The reason is simple: Trump's appeal to the GOP masses appears (to me) to be something quite new and different in American politics. I know, you could cite other demagogues like Joe McCarthy. But the difference here is that McCarthy was not running for President of the United States. And when he got called out on national TV, his power deflated. Unlike McCarthy, Trump has survived every criticism by Dems, the media, and even by those in his own party. And now we learn that such criticisms just solidify his support amongst the GOP base.
Four reasons explain Trump's popularity. Simply stated, in the Washington Post article, the first is simply stated.
- Trump has simple answers for everything.
- A lot of people dislike immigrants.
- People are sick of the political establishment.
- He says things that people have been afraid to say.
Let's unpack that outline.
Trump is often wrong, but what matters is that he always sounds right. In politics, force of character can be as important as facts (which nobody can agree on anyway). Trump’s charisma, his confident and decisive air, forms a huge part of his appeal, psychologists told my colleague Max Ehrenfreund:

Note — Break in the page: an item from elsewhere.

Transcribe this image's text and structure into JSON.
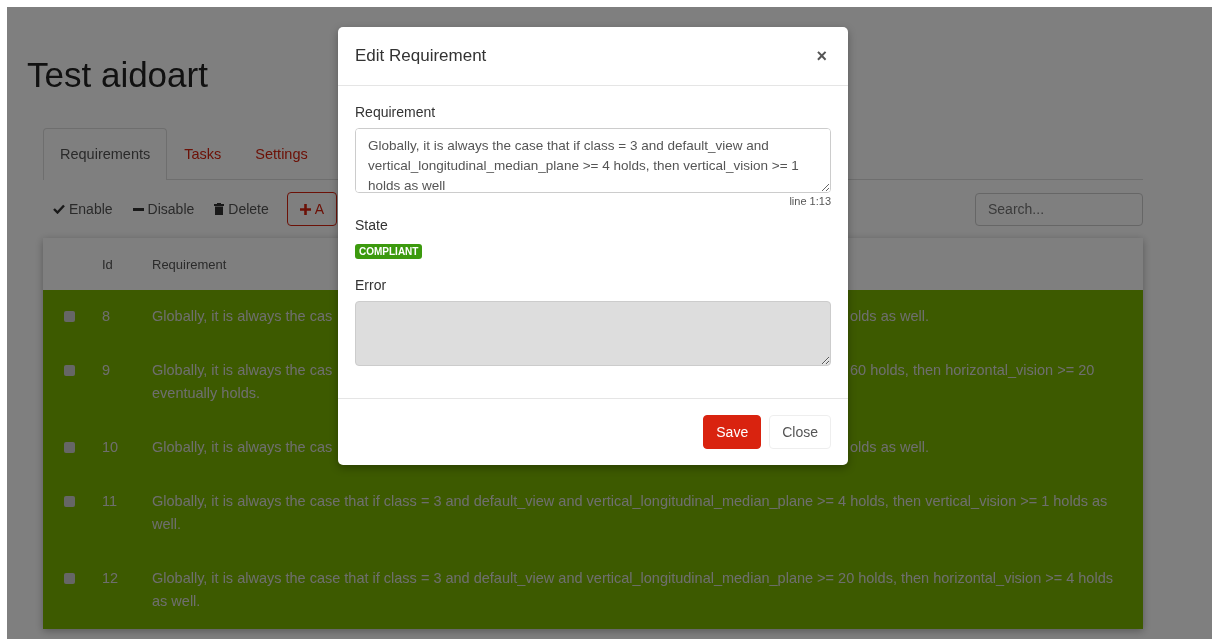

"They're responding to dynamism, to force, to movement, to smiling, to facial expressions that convey authority," said Stanford psychologist Jeffrey Pfeffer. Trump "does it with more force. He does it with more energy. Energy is contagious."
Combine that supreme confidence with simple, intuitive answers that resonate with voters on a deep level. The result is a psychologically intoxicating mix. If you don’t like immigration, build a wall. If you’re suspicious of Muslims, track them in a database. If you support police officers, impose the death penalty on cop killers.
These are thrilling ideas to many voters, especially when a candidate like Trump articulates them with such authority.
"People like the idea that deep down, the world is simple; that they can grasp it and that politicians can't," John Hibbing, a psychologist at the University of Nebraska, told Wonkblog. "That's certainly a message that I think Trump is radiating."
Nearly half of registered GOP voters agree with him that undocumented immigrants should be deported, and that America should turn away refugees. This is a passionate base. They believe Trump is electable and will make a difference.
The more Trump is criticized, the more popular he seems to get. As my colleague Dave Weigel reported yesterday from a focus group of Trump supporters, nothing seems to be able to put them off their candidate. In fact, when rivals attack him, Trump’s numbers go up ...
See the related article covered below for more on this one.
What people want to say
A lot has been made of Trump’s ability to shrug off gaffes. He often makes insensitive or factually wrong statements that in the past would have torpedoed any other candidate’s prospects.
Again, see below.
Focus group provides insights into Trump's appeal
These latter two points lead to a related article reporting results from a focus group reviewed by Steve Benen.
The Washington Post’s Dave Weigel, who was on hand for the Luntz panel, reported on the unexpected findings.
To Luntz’s amazement, hearing negative information about the candidate made the voters, only a few of whom gave their full names to the press, hug the candidate tighter.
“Normally, if I did this for a campaign, I’d have destroyed the candidate by this point,” Luntz told a group of reporters when the session ended. “After three hours of showing that stuff?”
“I’ve never seen anything like this,” Luntz added. “There is no sign of them leaving. He has created or found the magic formula.”
This, however, was probably the most important tidbit from the Post’s article:
At 6:30, when the session began, all 29 participants were asked to rate their likelihood of voting for Trump, and just 10 people said they were at nine or 10. After one hour of mostly negative questions about Trump, six more people joined that confident group.
“I’ve been talking about negatives, and you’re up on him!” said an astounded Luntz. “That’s the story of Trump’s poll numbers.”
This is no small detail. In the usual scenario, a consultant will host a focus group, present them attack ads and negative messaging, and then gauge what had the most significant effect. Campaigns will sometimes even do this for their own candidate, so they can address their most pronounced vulnerabilities.
But this week, in this group, the more criticisms they heard about Trump, the more they ended up liking him. Two of the 29 focus-group participants began the discussion saying they’d cooled on the Republican candidate, but after hearing two-and-a-half hours of negative messaging, they said they were leaving more supportive, not less.
... imagine you’re a Republican consultant or a strategist for one of the 13 other GOP presidential candidates. Imagine you’re looking at the calendar, worried about the polls, and looking for ways to bring Trump down a peg. After reading about the focus group’s reactions to attacks on Trump, what in the world do you do?
The answer, I suspect, is to wait and hope – for Trump to defeat himself, for his supporters to get bored, and for other candidates to drop out.
GOP strategists can "wait and hope" but Scriber hopes for their sake they are not holding their breath. On my reading of all this, Trump is not going away anytime soon. It's a real problem for the GOP. Let's hope it does not turn out to be a real problem for the country.